Team : reo
Section: New Results
In , we have proposed a practical method to apply our new fluid-structure algorithms on geometries coming from medical imaging, in particular cerebral aneurisms and carotid bifurcation. Figure 2 shows for example the propagation of a pressure wave in an aneurism.
In order to reduce the effects of atherosceloris, a vascular disesase that partially obturate an artery, the deployment of a device called stent by a catheter technique is now commonly used. Unfortunately, a re-stenosis is observed, in some cases, few mounths after the operation. In order to reduce this failure, the optimization of the shape of the stent is investigated on two aspects: structural and fluid. On the first aspect, the minimization can deal with the mass, the mechanical stresses and/or the dissipation energy with respect to the geometry of the structure namely its chart and its thickness. On the second aspect, the minimization can deal with the flow recirculation length appearing or the regions of low wall shear stress with respect to the geometry of the stent.

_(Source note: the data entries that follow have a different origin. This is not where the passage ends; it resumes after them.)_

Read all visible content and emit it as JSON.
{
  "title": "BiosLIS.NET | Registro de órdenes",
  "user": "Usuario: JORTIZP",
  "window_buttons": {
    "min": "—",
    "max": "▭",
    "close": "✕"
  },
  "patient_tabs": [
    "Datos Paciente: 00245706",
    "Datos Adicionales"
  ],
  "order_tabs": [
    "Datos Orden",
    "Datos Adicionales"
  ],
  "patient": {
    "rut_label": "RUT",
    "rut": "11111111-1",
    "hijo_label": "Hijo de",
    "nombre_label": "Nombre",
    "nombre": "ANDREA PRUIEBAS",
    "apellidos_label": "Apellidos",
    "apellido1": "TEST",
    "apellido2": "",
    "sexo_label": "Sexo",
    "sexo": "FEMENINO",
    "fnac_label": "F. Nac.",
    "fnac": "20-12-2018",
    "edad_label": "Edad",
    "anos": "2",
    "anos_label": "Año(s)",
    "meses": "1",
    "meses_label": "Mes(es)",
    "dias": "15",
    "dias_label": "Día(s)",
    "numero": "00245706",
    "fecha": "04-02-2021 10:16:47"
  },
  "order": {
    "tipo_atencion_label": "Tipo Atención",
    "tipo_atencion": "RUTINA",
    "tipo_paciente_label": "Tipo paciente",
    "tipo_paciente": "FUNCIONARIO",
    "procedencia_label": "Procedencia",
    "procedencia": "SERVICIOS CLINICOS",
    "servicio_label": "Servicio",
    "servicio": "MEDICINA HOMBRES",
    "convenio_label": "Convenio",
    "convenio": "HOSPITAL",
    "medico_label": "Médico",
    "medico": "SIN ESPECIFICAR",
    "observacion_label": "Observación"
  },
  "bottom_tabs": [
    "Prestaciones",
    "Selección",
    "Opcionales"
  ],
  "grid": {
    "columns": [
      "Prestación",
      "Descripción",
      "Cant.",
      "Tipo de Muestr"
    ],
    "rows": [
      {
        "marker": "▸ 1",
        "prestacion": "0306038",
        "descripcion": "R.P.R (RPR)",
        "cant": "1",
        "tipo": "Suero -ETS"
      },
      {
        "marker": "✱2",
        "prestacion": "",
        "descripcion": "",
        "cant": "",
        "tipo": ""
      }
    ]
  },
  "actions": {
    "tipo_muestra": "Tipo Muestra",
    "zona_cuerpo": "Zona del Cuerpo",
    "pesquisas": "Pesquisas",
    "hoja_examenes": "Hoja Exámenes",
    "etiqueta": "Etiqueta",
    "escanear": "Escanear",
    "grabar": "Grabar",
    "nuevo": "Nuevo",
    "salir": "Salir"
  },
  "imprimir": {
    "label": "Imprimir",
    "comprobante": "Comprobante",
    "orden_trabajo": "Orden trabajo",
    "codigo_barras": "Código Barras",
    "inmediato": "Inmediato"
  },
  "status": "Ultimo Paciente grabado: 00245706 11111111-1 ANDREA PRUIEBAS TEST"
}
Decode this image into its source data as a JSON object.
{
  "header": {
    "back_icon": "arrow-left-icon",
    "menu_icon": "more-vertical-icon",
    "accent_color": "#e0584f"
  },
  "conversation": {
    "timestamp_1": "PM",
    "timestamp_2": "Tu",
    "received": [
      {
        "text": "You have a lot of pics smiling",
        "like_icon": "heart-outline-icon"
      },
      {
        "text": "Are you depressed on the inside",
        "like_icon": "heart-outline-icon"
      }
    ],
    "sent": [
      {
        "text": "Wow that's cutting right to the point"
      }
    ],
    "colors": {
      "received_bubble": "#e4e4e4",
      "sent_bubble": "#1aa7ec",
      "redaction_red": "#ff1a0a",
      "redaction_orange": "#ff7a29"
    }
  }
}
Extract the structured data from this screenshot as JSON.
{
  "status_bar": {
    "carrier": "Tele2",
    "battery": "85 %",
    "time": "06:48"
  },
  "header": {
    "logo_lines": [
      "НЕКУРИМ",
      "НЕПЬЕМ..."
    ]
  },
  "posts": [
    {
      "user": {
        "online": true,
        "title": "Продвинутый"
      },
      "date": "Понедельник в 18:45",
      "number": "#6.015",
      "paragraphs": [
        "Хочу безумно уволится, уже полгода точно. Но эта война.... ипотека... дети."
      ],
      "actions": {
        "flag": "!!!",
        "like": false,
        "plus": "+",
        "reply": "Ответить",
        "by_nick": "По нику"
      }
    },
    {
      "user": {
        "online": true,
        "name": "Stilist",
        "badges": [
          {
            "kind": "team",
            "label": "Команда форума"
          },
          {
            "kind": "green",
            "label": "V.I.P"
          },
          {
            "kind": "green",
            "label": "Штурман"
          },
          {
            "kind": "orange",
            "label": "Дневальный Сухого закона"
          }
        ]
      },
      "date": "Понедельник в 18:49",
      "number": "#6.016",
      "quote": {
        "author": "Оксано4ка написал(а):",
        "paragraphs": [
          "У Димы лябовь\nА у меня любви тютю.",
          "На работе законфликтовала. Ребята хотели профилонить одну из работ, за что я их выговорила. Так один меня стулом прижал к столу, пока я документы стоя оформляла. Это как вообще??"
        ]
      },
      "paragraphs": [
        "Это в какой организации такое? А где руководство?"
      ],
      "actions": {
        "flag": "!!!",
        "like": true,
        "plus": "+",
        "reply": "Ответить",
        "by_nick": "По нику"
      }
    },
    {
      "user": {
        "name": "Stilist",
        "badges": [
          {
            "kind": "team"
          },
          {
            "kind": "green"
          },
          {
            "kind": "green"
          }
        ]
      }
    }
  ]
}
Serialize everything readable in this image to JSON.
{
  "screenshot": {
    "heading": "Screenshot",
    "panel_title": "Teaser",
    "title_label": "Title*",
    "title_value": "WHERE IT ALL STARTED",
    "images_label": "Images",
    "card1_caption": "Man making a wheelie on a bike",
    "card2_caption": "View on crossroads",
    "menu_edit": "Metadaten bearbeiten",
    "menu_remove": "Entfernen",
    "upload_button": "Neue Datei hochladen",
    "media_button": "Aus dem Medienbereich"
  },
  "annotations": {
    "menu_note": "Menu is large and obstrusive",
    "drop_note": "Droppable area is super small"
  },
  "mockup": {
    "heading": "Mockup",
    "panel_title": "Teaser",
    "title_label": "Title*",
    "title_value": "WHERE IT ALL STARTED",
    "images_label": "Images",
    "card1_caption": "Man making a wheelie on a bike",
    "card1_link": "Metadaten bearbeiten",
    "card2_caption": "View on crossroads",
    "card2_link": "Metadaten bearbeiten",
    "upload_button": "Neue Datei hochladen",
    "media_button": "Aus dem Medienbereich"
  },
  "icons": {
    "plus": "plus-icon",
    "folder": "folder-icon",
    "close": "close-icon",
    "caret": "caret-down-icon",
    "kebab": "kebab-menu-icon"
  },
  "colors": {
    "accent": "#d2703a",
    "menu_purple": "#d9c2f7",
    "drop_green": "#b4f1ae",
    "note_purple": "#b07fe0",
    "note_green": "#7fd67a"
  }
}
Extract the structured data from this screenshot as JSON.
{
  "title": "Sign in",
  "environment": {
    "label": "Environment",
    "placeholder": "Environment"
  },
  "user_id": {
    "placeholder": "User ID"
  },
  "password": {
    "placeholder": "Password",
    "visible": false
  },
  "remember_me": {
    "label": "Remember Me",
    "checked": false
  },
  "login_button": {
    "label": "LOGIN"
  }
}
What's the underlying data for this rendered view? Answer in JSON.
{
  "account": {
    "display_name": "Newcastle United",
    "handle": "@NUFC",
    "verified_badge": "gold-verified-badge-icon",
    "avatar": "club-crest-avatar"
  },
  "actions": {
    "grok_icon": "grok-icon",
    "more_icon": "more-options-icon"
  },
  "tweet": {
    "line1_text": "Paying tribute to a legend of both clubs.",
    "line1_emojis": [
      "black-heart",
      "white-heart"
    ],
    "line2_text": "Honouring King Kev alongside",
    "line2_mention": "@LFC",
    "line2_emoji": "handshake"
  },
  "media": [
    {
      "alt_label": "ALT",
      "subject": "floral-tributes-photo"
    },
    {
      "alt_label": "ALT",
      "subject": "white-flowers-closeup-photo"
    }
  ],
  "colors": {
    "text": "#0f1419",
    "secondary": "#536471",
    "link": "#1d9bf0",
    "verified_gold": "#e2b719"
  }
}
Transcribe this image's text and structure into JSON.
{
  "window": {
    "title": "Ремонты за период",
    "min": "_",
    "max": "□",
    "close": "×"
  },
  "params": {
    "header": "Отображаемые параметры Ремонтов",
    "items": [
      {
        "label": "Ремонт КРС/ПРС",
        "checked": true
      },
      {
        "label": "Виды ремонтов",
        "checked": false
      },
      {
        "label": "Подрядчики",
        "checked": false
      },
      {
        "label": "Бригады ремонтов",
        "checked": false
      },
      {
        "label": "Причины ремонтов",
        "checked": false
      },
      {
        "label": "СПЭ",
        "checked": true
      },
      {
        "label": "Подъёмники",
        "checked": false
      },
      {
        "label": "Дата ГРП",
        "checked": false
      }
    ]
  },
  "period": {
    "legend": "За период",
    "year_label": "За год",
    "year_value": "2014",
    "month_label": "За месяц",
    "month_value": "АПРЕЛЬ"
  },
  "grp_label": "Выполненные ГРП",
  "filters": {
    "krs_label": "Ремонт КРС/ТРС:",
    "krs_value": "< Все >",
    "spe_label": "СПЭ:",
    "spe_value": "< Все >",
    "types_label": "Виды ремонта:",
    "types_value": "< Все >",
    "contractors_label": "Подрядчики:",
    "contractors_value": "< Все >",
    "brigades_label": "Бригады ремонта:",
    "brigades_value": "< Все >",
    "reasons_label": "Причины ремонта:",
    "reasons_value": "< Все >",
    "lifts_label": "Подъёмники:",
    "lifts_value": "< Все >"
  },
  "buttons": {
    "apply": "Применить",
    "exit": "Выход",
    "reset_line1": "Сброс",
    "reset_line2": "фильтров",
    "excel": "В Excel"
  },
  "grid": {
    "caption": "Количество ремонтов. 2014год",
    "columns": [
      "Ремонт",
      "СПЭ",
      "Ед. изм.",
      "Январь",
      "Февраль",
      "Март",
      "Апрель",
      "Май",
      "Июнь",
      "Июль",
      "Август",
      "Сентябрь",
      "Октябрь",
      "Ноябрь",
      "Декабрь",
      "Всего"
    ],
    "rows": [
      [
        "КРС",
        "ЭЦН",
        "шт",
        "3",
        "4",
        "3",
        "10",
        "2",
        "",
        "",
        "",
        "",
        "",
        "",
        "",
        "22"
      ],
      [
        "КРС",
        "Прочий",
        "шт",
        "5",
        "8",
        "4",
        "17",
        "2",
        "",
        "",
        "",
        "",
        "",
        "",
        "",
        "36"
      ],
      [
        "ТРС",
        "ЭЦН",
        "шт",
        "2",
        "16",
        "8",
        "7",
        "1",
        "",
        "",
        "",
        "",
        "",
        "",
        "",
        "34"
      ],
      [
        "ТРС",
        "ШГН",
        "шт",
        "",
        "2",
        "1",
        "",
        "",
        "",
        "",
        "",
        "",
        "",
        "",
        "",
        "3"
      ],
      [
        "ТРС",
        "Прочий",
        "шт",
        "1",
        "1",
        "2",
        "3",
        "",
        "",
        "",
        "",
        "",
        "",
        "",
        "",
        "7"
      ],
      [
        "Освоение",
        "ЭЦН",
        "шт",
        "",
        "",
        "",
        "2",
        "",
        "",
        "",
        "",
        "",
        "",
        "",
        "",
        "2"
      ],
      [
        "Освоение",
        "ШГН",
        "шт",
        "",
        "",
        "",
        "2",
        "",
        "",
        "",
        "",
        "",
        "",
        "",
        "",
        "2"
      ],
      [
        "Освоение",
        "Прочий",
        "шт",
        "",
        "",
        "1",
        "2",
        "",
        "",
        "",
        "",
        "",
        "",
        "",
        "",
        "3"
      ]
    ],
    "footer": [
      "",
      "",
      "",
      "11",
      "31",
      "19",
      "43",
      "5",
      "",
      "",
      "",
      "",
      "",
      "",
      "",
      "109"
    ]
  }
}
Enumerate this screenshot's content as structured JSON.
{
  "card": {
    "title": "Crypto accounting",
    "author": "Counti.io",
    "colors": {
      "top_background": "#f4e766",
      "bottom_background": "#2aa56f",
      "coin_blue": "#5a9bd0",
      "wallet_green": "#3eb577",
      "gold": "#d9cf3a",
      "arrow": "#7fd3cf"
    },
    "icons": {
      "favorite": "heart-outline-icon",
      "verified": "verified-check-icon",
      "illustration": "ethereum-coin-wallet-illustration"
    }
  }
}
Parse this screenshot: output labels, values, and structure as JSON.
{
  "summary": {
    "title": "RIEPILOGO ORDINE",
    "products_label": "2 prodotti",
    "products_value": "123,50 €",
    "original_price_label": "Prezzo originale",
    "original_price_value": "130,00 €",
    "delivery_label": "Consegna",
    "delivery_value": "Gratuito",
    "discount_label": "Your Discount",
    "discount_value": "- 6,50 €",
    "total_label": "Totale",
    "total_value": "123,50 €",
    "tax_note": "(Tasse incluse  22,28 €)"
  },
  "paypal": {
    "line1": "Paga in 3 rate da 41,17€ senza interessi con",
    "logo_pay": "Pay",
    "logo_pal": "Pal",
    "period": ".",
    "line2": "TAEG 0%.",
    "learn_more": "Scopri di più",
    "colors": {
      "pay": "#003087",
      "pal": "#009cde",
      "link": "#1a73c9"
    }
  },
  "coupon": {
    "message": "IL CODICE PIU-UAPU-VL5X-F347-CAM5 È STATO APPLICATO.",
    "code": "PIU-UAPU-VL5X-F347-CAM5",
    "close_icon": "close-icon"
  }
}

Work in progress: the optimization of a simplified 2D stent is under investigation, first from an hemodynamic viewpoint. The total vorticity of a pulsatile incompressible viscous flow has been minimized with respect to three parameters defining the stent: the strut height, the strut pitch and the strut width. The optimization method that has been chosen is the genetic algorithm method, in order to obtain a global optimum and to avoid gradient computations.
Future work: the influence of the stent structure will be incorporated in the actual fluid simulation. Then a 3D fluid optimization will be investigated. In this case, due to the higher cost of each computation, a hybrid optimization method that has already been described in  will be used: the general idea is to couple a genetic algorithm with a deterministic descent method which will explore more rapidly the local minima of the functional. In order to maintain the stochastic aspect of the GA and for computational time reasons, the descent method is only and eventually applied at the best current element of the population after each generation.
Collapsed tube flow
The laminar steady flow of incompressible Newtonian fluid has been studied in rigid pipes with cross configuration of a collapsed tube to determine both the entry length and the wall shear stress (WSS). Entry length, axial and cross variations in WSS are indeed computed to design flow chambers in order to explore the mechanotransduction function of the endothelial cells. The cross section shapes have been defined from the collapse of an infinitely long elastic tube subjected to an uniform transmural pressure. Cross variation in wall curvature, which are also observed in collapsed tubes due to the transverse bending of the wall, induces transverse gradient of the WSS axial component. The cross-section configuration is not aimed at mimicing actual collapsed veins but creates at the cell scale a shear stress which generates two forces applied at the cell inertia center: (i) a shear force which stretches the cell in the streamwize direction and (ii) a shear torque which twists the cell perpendicularly to the cell plane, induced by the WSS transverse gradient. Five characteristic collapsed configurations, from the unstressed down to the point-contact states, with a finite and infinite curvature radius at the contact point, are investigated. The numerical tests are performed with the same value of the volume flow rate whatever the tube configuration. The entry length was estimated by introducing three indices: (i) the first is defined by using the axial fluid velocity, (ii) the second by using the wall shear stress and (iii) the third by the pressure field, the pressure decease being non-linear in the entrance region. The results are analyzed in order to exhibit the mechanical environment of cultured endothelial cells in the flow chamber for which the test conditions will be well-defined.
Carotid bifurcation simulations
Blood flow simulations have been performed in a carotid artery network (Fig. 3). Mesh influence on the numerical results have been shown, using the same YAMS tool but different control parmeters, especially influences induced by the mesh of the carotid stem. Such a network will be very useful to compar full 3D detailed models with coupled models of shorter 3D segments and simplified 1D-0D model of vessel parts at distance form branching sites.